Germany exported twice as many weapons and other military technology over the past five years, according to a Stockholm International Peace Research Institute report.
Germany is a big exporter of tanks
Germany doubled the amount of its arms it sold abroad in 2004-2009, compared to that exported during the previous five-year period, according to a report by the Stockholm International Peace Research Institute (SIPRI) released Monday.
Germany is the world's third leading exporter of conventional weaponry.
Most of the German exports were armored vehicles. More than 1,700 of them were sent to 21 countries; the majority were second-hand. The most common destination was elsewhere in Europe, but some were sent to places like Singapore, China and Brazil. Germany's market share increased from 6 percent to 11 percent.
But the largest buyer of German exports was Turkey, which accounted for 14 percent of the arms shipped abroad. The second- and third-largest buyers were Greece and South Africa, respectively, followed by South Korea, Spain, Austria, Italy, Malaysia, Australia and Chile.
Developing world still a major customer
The world's largest arms exporters were the United States, Russia, Germany, France, and the United Kingdom.

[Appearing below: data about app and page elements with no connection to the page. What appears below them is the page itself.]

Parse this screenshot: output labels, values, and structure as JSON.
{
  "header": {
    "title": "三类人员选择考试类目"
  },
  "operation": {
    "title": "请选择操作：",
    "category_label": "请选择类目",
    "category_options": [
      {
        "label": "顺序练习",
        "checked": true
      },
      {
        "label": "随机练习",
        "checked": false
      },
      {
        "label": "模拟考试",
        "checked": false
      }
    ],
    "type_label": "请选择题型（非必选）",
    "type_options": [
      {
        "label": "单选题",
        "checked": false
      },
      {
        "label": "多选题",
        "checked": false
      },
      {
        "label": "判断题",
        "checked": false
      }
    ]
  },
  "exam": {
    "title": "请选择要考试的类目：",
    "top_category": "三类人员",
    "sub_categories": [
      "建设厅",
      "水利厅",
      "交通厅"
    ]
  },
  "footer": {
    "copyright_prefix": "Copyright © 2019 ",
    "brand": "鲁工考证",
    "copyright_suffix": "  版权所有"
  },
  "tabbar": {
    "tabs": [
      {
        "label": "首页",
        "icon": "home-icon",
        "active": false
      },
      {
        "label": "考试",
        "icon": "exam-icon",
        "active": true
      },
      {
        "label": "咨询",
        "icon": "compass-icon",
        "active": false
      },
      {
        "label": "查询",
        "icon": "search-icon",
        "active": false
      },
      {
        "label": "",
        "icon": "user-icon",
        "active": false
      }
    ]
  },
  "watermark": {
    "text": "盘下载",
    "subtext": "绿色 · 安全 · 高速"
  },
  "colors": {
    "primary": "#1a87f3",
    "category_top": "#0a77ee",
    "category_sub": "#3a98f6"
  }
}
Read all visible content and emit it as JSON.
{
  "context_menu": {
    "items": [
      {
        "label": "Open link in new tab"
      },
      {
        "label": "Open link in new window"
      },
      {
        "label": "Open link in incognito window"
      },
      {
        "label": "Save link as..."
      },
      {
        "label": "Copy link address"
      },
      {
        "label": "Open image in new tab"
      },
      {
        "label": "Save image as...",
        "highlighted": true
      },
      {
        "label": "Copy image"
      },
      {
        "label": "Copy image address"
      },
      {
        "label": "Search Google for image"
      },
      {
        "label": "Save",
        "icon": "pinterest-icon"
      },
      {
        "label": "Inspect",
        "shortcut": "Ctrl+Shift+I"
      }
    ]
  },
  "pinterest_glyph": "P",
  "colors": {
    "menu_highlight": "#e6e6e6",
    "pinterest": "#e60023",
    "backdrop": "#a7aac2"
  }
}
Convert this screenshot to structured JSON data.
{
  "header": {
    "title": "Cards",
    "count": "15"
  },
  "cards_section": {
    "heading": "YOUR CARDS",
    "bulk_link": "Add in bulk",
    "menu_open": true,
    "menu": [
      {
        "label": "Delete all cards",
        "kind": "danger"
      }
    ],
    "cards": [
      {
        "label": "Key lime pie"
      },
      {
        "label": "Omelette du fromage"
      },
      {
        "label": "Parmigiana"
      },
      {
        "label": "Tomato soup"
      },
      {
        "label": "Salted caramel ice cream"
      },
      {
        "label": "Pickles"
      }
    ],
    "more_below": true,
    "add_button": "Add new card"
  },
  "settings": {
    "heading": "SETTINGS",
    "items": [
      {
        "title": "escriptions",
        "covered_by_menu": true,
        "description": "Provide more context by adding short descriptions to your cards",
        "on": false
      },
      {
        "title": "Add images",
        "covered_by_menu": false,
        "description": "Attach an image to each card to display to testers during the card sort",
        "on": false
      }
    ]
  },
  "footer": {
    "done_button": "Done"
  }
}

The ten most prolific importers were all Asian countries: China, India, South Korea, Singapore and Pakistan.
What SIPRI found most worrying was the increase in areas with regional tensions.
The institute said the volume of weapons traded to India and Pakistan had "increased significantly" in the last few years and was expected to continue. In South America, it went up 150 percent in the last five years.
"The current wave of South East Asian acquisitions could destabilize the region, jeopardizing decades of peace," the institute's Asia Expert, Siemon Wezeman, told Agence France Presse.
Editor: Nancy Isenson